You may also continue to use the videos I've posted on our class website for rounding and subtraction.

What will we be doing at home this week?

  • Working in ALEKS Learning Mode (from the pie) - about an hour of at home ALEKS Learning Mode work.
    *DUE TO THE TUESDAY FIELD TRIP: By Saturday at midnight, students should have 2.5 hours total (class time ALEKS Learning Mode AND at home ALEKS Learning Mode COMBINED).

  • 2 Sessions of ADDITION QuickTables (approximately 15 minutes per session)
    *choose to complete QuickTables sessions on two of the following days: Tuesday, Wednesday, Thursday, Saturday, or Sunday
    *Does not count as ALEKS Learning Mode time.

  • Sunday Review: This day is reserved for Review in order to prepare for the weekly assessment.
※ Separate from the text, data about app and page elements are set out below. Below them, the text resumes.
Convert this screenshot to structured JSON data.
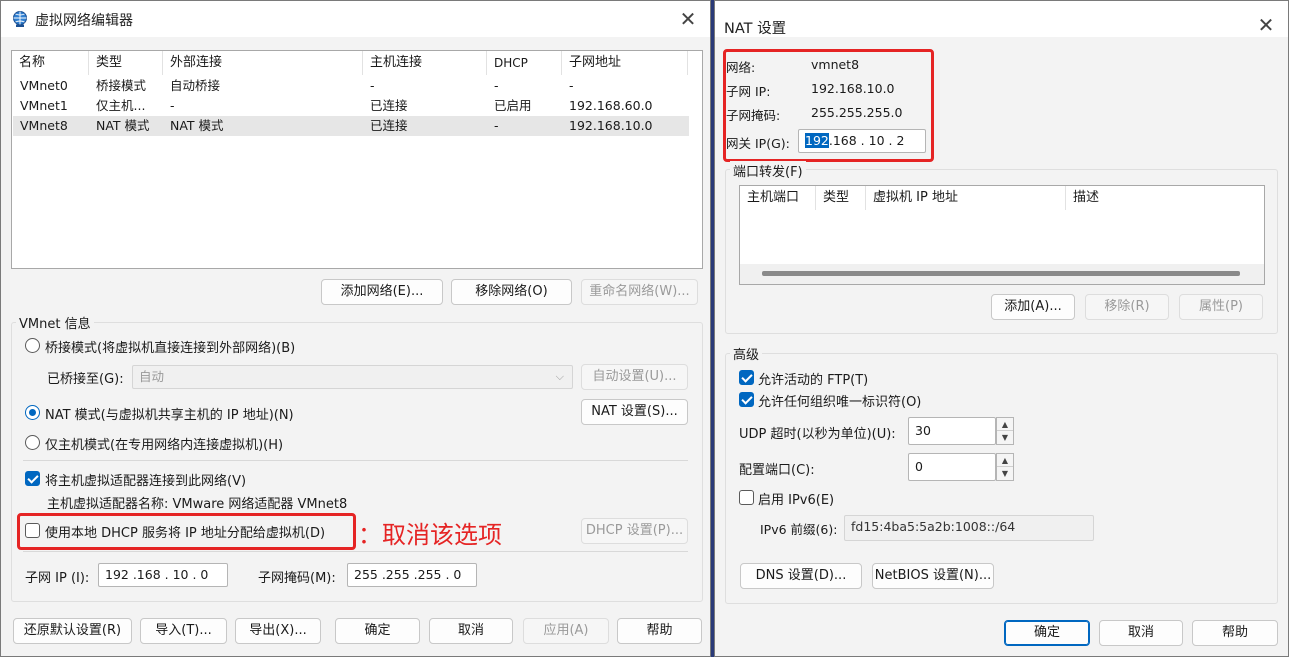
{
  "left_window": {
    "title": "虚拟网络编辑器",
    "table": {
      "headers": [
        "名称",
        "类型",
        "外部连接",
        "主机连接",
        "DHCP",
        "子网地址"
      ],
      "rows": [
        [
          "VMnet0",
          "桥接模式",
          "自动桥接",
          "-",
          "-",
          "-"
        ],
        [
          "VMnet1",
          "仅主机...",
          "-",
          "已连接",
          "已启用",
          "192.168.60.0"
        ],
        [
          "VMnet8",
          "NAT 模式",
          "NAT 模式",
          "已连接",
          "-",
          "192.168.10.0"
        ]
      ]
    },
    "buttons": {
      "add_network": "添加网络(E)...",
      "remove_network": "移除网络(O)",
      "rename_network": "重命名网络(W)..."
    },
    "vmnet_info": {
      "group_label": "VMnet 信息",
      "bridged_radio": "桥接模式(将虚拟机直接连接到外部网络)(B)",
      "bridged_to_label": "已桥接至(G):",
      "bridged_to_value": "自动",
      "auto_settings": "自动设置(U)...",
      "nat_radio": "NAT 模式(与虚拟机共享主机的 IP 地址)(N)",
      "nat_settings": "NAT 设置(S)...",
      "host_only_radio": "仅主机模式(在专用网络内连接虚拟机)(H)",
      "connect_adapter_check": "将主机虚拟适配器连接到此网络(V)",
      "adapter_name": "主机虚拟适配器名称: VMware 网络适配器 VMnet8",
      "dhcp_check": "使用本地 DHCP 服务将 IP 地址分配给虚拟机(D)",
      "dhcp_settings": "DHCP 设置(P)...",
      "annotation": "：取消该选项",
      "subnet_ip_label": "子网 IP (I):",
      "subnet_ip_value": "192 .168 . 10  .  0",
      "subnet_mask_label": "子网掩码(M):",
      "subnet_mask_value": "255 .255 .255 .  0"
    },
    "bottom": {
      "restore": "还原默认设置(R)",
      "import": "导入(T)...",
      "export": "导出(X)...",
      "ok": "确定",
      "cancel": "取消",
      "apply": "应用(A)",
      "help": "帮助"
    }
  },
  "right_window": {
    "title": "NAT 设置",
    "network_label": "网络:",
    "network_value": "vmnet8",
    "subnet_ip_label": "子网 IP:",
    "subnet_ip_value": "192.168.10.0",
    "subnet_mask_label": "子网掩码:",
    "subnet_mask_value": "255.255.255.0",
    "gateway_label": "网关 IP(G):",
    "gateway_sel": "192",
    "gateway_rest": ".168 . 10  .  2",
    "port_forward_label": "端口转发(F)",
    "port_headers": [
      "主机端口",
      "类型",
      "虚拟机 IP 地址",
      "描述"
    ],
    "port_buttons": {
      "add": "添加(A)...",
      "remove": "移除(R)",
      "properties": "属性(P)"
    },
    "advanced_label": "高级",
    "allow_ftp": "允许活动的 FTP(T)",
    "allow_oui": "允许任何组织唯一标识符(O)",
    "udp_timeout_label": "UDP 超时(以秒为单位)(U):",
    "udp_timeout_value": "30",
    "config_port_label": "配置端口(C):",
    "config_port_value": "0",
    "enable_ipv6": "启用 IPv6(E)",
    "ipv6_prefix_label": "IPv6 前缀(6):",
    "ipv6_prefix_value": "fd15:4ba5:5a2b:1008::/64",
    "dns_settings": "DNS 设置(D)...",
    "netbios_settings": "NetBIOS 设置(N)...",
    "ok": "确定",
    "cancel": "取消",
    "help": "帮助"
  }
}
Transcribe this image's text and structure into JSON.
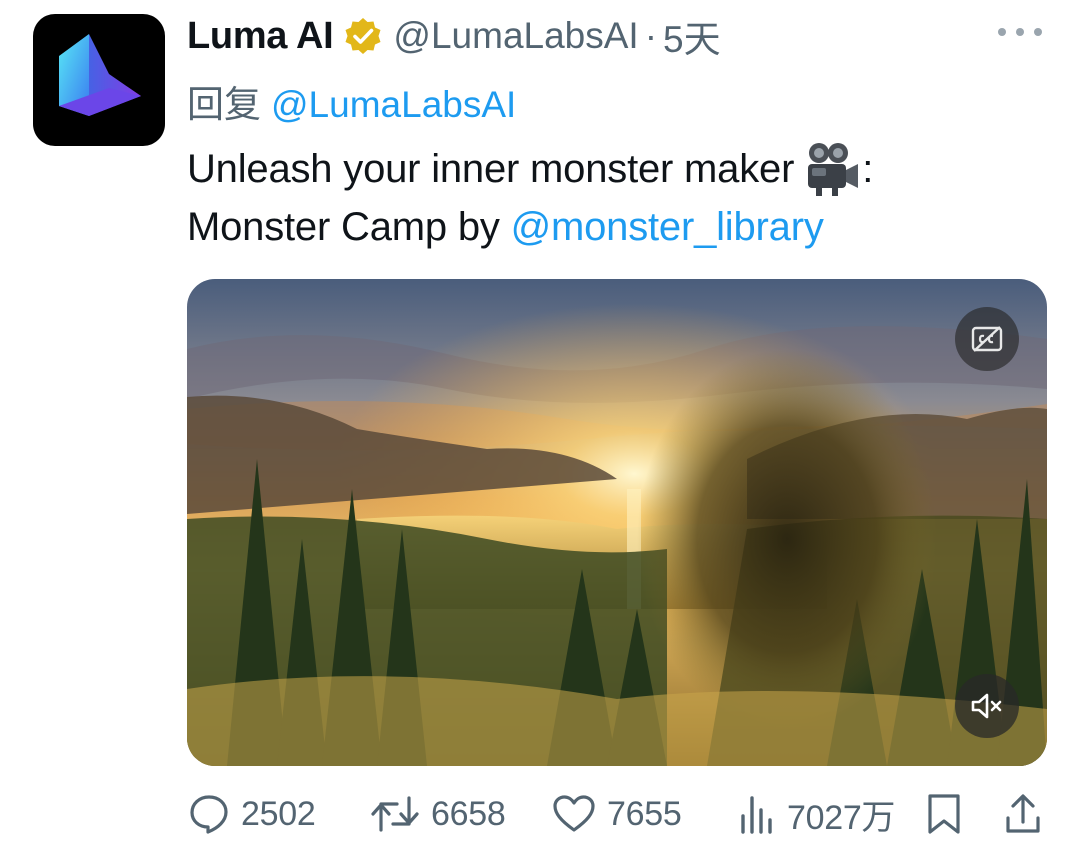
{
  "tweet": {
    "display_name": "Luma AI",
    "handle": "@LumaLabsAI",
    "separator": "·",
    "time": "5天",
    "reply_prefix": "回复",
    "reply_to": "@LumaLabsAI",
    "text_line1": "Unleash your inner monster maker",
    "text_line1_suffix": ":",
    "text_line2_prefix": "Monster Camp by ",
    "text_line2_mention": "@monster_library"
  },
  "media": {
    "cc_icon": "closed-captions-off-icon",
    "mute_icon": "muted-speaker-icon"
  },
  "actions": {
    "replies": "2502",
    "retweets": "6658",
    "likes": "7655",
    "views": "7027万"
  },
  "colors": {
    "link": "#1d9bf0",
    "secondary_text": "#536471",
    "verified_badge": "#e2b719"
  }
}
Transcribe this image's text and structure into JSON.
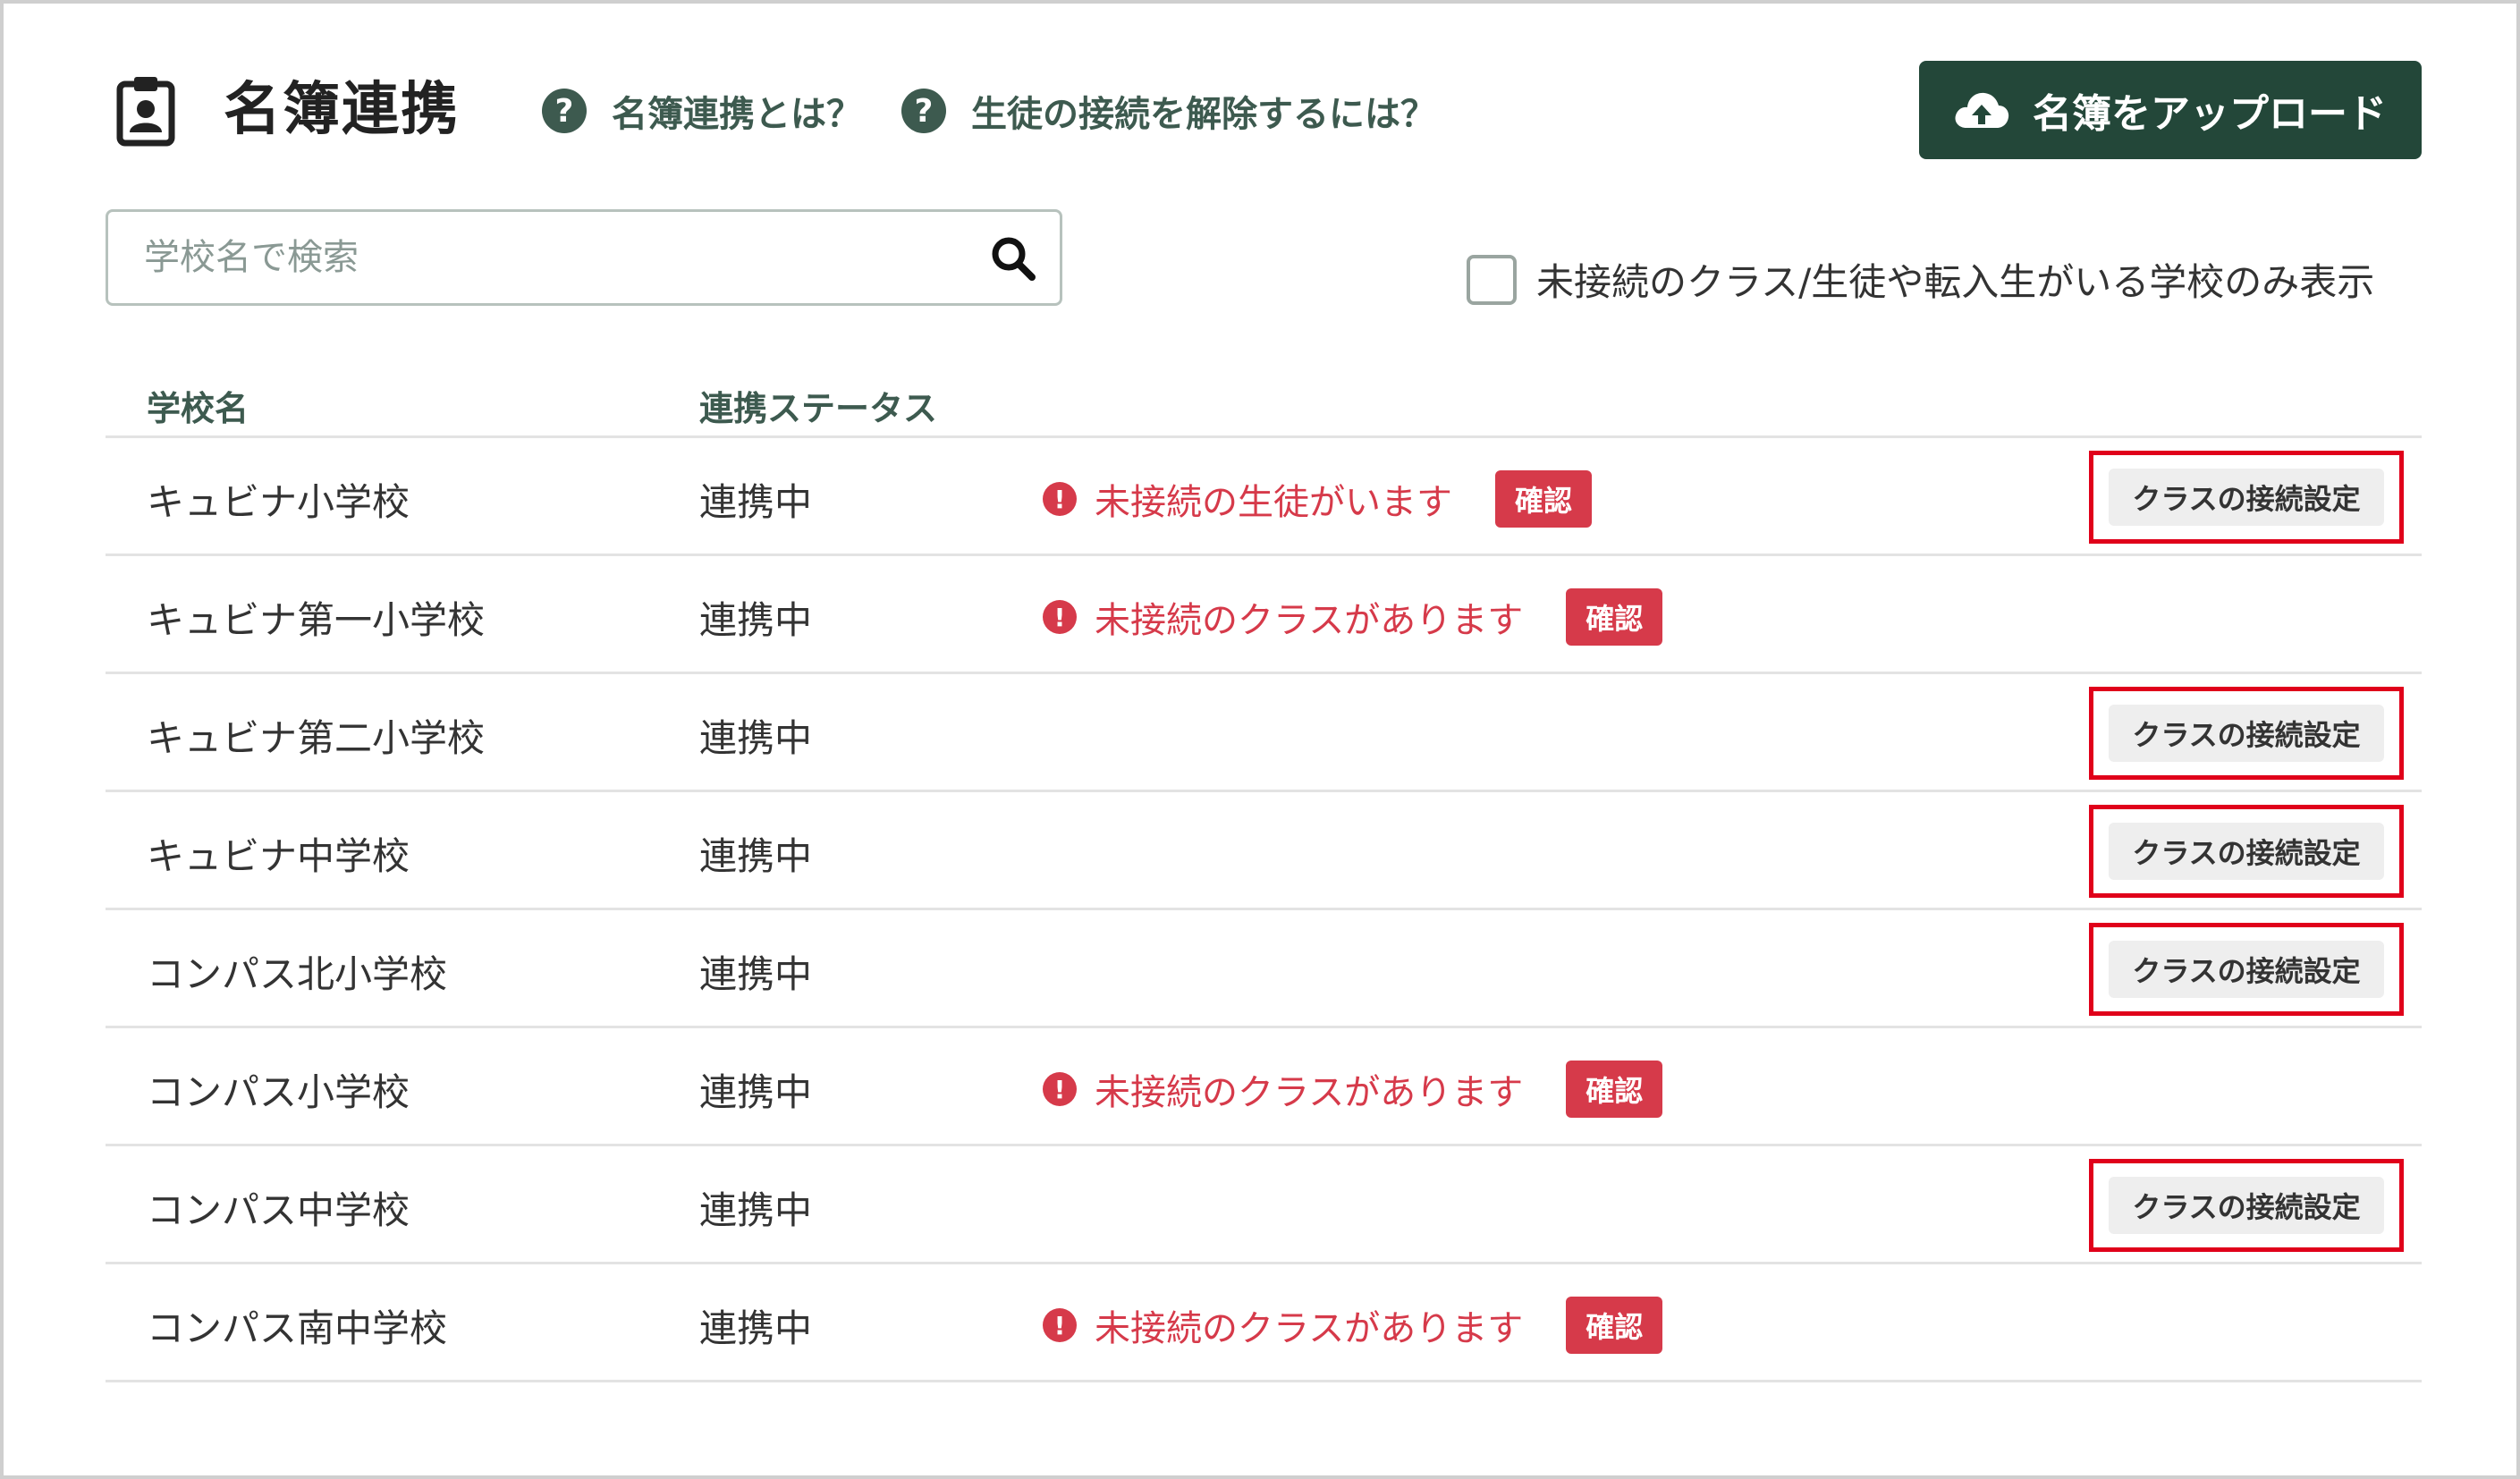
{
  "header": {
    "title": "名簿連携",
    "help_links": [
      "名簿連携とは？",
      "生徒の接続を解除するには？"
    ],
    "help_icon_glyph": "?",
    "upload_label": "名簿をアップロード"
  },
  "search": {
    "placeholder": "学校名で検索",
    "value": ""
  },
  "filter": {
    "label": "未接続のクラス/生徒や転入生がいる学校のみ表示",
    "checked": false
  },
  "table": {
    "columns": [
      "学校名",
      "連携ステータス"
    ],
    "confirm_label": "確認",
    "connect_label": "クラスの接続設定",
    "rows": [
      {
        "name": "キュビナ小学校",
        "status": "連携中",
        "alert": "未接続の生徒がいます",
        "connect": true
      },
      {
        "name": "キュビナ第一小学校",
        "status": "連携中",
        "alert": "未接続のクラスがあります",
        "connect": false
      },
      {
        "name": "キュビナ第二小学校",
        "status": "連携中",
        "alert": "",
        "connect": true
      },
      {
        "name": "キュビナ中学校",
        "status": "連携中",
        "alert": "",
        "connect": true
      },
      {
        "name": "コンパス北小学校",
        "status": "連携中",
        "alert": "",
        "connect": true
      },
      {
        "name": "コンパス小学校",
        "status": "連携中",
        "alert": "未接続のクラスがあります",
        "connect": false
      },
      {
        "name": "コンパス中学校",
        "status": "連携中",
        "alert": "",
        "connect": true
      },
      {
        "name": "コンパス南中学校",
        "status": "連携中",
        "alert": "未接続のクラスがあります",
        "connect": false
      }
    ]
  },
  "colors": {
    "brand_dark_green": "#234739",
    "label_green": "#3d5a4f",
    "alert_red": "#d63a4a",
    "highlight_red": "#e0001a"
  },
  "icons": {
    "title": "clipboard-user-icon",
    "help": "question-circle-icon",
    "upload": "cloud-upload-icon",
    "search": "magnifier-icon",
    "alert": "exclamation-circle-icon"
  }
}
Students should NOT be learning new topics on Sundays.
    *Simply click on 'Review' at the top of your ALEKS screen.

Games/Activities for HOME Use


We have been using 'The Rounding Rap' in class. Please use this with your children when working on rounding at home.

Find the PLACE VALUE and underline the digit!

Move next door and circle it --- get it?

Zero through four --- the number stays the same!

Five or more --- add one is the game!

Now, flex your muscles like a hero…

Digits to the right change to zero.

All other digits remain the same!

Yo! You’re a WINNER in the rounding game!

Place Value Identification (from last week):

You can use a deck of cards (face cards and 10's removed) OR 7 dice for this quick activity.

*Students may use their place value notes found in their binders for this activity.

  • Start by turning over 2 cards (or rolling two dice).
  • Create the largest number possible from those two cards (or dice).
    Example: I roll two dice - a 2 and a 6. The largest number that can be made is '62'.
  • Now, ask your child which number is in the 10's place, and then which number is in the 1's place.
  • Continue practicing place value, but increase the number of cards (or dice) until you have 7 places showing.
  • Mix it up a bit and ask your child to identify the different place values up to millions.
    Which number is in the Hundred Thousands place? Which number is in the Hundreds place?